Early season insect problems, disease and wind damage are among a plethora of good reasons to wait until May to plant cotton in eastern North Carolina.
On the other hand, long-time Beaufort County, N.C., Extension Farm Agent Gaylon Ambrose says there are plenty of reasons to plant early.
Cotton was a popular crop in the Black Lands region of eastern North Carolina back in the 1960s. Weed problems, excessive growth patterns of then new cotton varieties and the lure of other crops took cotton out of the equation for nearly 30 years.
In 1991, one grower (Milton Prince) tried cotton and by 1995, a handful of Beaufort County farmers were back in the cotton business. They built a gin in 1996 and were on their way to becoming one of the top cotton producing counties in the state.
Cotton in Beaufort County and Gaylon Ambrose grew together in popularity. Ambrose carefully tracked the growth of cotton, developing a few theories about growing cotton that didn’t exactly mesh with the experts.
“On the one hand, our growers had a steep learning curve when they first started growing cotton. On the other hand, they didn’t have any biases about how to grow it. As their county agent, I had a steep learning curve, too,” Ambrose recalls.
As part of his steep learning curve, Ambrose closely tracked cotton research in Mississippi. Over five years these researchers planted cotton early (April 1) versus late-April and early-May. Four years out of five they got better yields on early planted plots, and on the fifth year there was no difference in yield.
Sunlight energy a limiting factor
“One of the limiting factors of cotton growth is sunlight energy. When cotton is planted in late April to mid-May, the maximum demand by the cotton plant for sunlight energy is around July 4, or later for later planted cotton.
“By planting earlier in April, the cotton plant will need maximum sunlight energy earlier. When is the most sunlight available? That’s got to be on the longest day of the year or June 21, so it seems logical to me that cotton sets more blooms when more sunlight is available and you ultimately pick more cotton,” Ambrose says.
Based on this research, Ambrose started his own planting date study in eastern North Carolina. “We used April 30, May 16 and May 31 as planting dates. From April 30 to May 16, we were losing 11 pounds of lint per acre per day. April 30 compared to May 31, we were losing 22 pounds per acre per day on the later planted cotton,” he says.
He subsequently duplicated the tests on several Beaufort County farms. When cotton was planted April 8 to April 15, the first flower appeared from June 21-23, or the longest days of the year.
In one test, the veteran North Carolina State University Extension agent says cotton was planted on April 3. “It was a day when a wise man would not have planted cotton —t hat’s why we planted it. The forecast was for cool wet weather, and we even got a light snow on that cotton — we wanted to see how cotton would perform under such adverse weather conditions,” Ambrose says.

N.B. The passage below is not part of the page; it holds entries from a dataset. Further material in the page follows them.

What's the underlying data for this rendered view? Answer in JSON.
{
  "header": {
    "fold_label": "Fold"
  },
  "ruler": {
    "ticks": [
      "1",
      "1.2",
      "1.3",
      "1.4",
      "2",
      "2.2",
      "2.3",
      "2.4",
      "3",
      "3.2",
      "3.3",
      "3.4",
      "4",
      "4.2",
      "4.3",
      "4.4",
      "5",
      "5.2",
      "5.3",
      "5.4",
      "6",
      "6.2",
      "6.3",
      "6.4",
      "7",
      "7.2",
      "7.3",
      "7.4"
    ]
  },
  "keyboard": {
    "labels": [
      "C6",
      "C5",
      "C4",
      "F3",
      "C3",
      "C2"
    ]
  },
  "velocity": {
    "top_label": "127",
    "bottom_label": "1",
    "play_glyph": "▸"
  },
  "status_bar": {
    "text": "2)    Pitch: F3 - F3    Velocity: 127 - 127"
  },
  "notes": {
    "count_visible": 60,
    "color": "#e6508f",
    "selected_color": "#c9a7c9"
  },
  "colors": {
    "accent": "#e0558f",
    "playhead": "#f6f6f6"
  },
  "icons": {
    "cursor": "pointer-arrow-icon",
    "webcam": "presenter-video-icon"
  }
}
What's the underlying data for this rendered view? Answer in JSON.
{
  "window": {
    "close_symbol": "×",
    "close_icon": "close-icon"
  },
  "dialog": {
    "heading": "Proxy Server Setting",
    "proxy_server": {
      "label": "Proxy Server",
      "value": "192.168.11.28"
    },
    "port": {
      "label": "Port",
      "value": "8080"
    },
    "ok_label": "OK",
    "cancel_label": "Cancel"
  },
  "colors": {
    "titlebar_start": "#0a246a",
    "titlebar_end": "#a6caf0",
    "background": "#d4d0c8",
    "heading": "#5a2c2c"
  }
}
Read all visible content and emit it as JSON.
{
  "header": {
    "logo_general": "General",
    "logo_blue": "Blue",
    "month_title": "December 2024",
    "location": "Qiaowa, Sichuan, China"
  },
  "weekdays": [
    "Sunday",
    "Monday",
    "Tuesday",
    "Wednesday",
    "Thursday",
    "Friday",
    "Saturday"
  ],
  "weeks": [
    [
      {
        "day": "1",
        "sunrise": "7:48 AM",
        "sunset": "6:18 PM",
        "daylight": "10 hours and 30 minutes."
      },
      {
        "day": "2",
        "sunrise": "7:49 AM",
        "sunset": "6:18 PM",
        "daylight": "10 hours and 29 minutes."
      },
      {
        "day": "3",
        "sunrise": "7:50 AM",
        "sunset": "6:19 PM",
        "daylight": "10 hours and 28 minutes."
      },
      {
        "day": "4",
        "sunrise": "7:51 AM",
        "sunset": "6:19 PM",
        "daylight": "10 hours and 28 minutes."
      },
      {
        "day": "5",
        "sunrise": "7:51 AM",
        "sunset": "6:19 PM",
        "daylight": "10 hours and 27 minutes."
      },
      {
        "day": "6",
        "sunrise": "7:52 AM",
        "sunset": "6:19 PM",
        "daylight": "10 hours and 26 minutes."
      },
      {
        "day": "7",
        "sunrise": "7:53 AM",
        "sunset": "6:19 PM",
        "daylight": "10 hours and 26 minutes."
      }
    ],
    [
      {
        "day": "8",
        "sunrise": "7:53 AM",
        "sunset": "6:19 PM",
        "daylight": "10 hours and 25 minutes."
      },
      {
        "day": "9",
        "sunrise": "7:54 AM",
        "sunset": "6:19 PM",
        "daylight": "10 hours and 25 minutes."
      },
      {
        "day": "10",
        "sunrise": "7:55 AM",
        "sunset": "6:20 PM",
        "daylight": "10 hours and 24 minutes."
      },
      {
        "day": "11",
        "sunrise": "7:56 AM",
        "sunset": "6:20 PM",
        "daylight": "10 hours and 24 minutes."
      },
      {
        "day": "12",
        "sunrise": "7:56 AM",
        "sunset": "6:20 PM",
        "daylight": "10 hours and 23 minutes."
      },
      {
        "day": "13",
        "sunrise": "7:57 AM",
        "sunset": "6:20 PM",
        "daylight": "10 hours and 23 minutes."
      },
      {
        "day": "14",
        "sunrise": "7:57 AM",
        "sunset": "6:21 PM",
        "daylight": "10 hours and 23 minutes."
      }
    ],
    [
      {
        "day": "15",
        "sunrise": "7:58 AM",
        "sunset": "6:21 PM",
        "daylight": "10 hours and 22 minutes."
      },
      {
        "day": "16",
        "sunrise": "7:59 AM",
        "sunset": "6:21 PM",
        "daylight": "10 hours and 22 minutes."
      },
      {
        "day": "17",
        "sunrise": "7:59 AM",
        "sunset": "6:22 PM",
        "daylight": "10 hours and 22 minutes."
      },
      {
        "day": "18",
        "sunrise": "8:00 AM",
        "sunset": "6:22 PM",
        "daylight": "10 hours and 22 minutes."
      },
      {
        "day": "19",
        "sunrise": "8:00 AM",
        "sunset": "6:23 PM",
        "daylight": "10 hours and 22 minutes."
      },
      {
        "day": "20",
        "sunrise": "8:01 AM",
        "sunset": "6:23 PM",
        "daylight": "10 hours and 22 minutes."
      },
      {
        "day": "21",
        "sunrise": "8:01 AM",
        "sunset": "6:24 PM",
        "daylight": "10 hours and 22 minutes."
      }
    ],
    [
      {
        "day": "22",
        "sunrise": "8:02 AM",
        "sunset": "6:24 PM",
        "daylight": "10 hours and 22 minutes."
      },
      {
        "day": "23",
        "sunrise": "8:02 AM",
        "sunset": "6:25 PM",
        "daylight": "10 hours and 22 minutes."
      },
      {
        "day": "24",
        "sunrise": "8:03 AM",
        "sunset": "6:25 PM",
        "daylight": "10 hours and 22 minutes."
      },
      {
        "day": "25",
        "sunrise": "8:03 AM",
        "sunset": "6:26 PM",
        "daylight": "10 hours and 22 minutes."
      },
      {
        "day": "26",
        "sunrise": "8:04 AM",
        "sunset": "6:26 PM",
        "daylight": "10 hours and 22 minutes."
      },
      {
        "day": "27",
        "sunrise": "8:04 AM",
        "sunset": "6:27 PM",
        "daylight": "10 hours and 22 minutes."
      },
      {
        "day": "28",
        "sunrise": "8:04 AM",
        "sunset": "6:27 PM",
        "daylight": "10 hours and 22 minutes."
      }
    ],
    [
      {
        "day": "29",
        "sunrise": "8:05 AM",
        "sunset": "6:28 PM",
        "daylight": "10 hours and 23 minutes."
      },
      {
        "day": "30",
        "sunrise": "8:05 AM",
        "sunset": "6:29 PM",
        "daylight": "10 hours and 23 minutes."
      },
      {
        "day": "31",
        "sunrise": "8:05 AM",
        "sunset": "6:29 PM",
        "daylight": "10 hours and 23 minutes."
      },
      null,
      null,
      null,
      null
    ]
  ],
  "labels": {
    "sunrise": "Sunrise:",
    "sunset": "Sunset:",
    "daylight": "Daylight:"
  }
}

The number of plants was significantly less (15,000 versus 45,000) for the early- versus later-planted cotton. Despite its early losses, the final yield on those two plots was virtually the same, he adds.
For about a decade the line for yield consistently favored early-planted cotton. “So, I think I’ve got it all figured out on planting date. Then we get record heat and drought, then October flooding in 2010, and for the first time early planted cotton wasn’t as good,” Ambrose says.
“Biological systems aren’t like physical systems. If I drop a coin from my hand, it will fall every time. In biological systems we deal with probabilities. And, based on my history with cotton in eastern North Carolina, I do believe we are more likely, over time, to make more cotton planted early versus normal or late-planting,” he concludes.
“If you have adequate to ample planting conditions in early April, I wouldn’t be afraid to put cotton in the ground. One thing I’ve learned about cotton over the years is that it’s tougher than I thought it would be, he concludes.